(Beginning of RECORDED DATA)

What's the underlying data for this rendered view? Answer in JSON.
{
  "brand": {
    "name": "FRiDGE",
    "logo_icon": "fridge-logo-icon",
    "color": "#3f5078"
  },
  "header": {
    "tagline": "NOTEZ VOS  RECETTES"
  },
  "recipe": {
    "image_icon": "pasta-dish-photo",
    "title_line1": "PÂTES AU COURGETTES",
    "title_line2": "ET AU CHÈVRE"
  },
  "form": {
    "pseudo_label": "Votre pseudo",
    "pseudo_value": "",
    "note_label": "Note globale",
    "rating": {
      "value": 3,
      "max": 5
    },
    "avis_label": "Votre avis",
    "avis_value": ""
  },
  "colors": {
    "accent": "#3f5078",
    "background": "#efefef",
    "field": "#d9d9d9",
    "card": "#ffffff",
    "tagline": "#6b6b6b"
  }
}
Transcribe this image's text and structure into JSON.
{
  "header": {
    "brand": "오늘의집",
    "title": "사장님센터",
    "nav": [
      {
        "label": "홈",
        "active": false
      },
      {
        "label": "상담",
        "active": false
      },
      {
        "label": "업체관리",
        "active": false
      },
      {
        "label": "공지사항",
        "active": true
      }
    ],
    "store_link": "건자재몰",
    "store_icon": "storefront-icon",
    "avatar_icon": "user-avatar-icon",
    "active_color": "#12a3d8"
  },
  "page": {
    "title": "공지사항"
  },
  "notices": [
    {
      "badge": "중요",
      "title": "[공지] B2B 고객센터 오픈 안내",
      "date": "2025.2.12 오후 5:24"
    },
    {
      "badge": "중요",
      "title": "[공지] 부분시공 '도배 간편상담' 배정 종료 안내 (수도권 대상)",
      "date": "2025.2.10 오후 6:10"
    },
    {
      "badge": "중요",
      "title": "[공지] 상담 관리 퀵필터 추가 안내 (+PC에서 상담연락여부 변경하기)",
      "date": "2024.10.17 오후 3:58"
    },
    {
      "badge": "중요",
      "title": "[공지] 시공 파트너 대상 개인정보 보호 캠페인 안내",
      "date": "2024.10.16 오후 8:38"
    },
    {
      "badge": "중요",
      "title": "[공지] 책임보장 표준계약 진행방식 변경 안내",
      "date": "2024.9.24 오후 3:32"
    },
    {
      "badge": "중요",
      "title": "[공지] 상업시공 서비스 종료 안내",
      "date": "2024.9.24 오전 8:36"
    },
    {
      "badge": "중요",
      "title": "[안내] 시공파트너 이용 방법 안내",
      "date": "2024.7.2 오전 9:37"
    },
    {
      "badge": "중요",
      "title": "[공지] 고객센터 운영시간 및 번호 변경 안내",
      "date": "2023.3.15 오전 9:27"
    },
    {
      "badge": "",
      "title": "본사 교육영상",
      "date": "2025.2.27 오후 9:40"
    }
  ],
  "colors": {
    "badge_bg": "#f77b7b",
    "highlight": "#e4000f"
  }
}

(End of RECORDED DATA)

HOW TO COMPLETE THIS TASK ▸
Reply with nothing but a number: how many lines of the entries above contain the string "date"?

PROBLEM SOLUTION ▸
9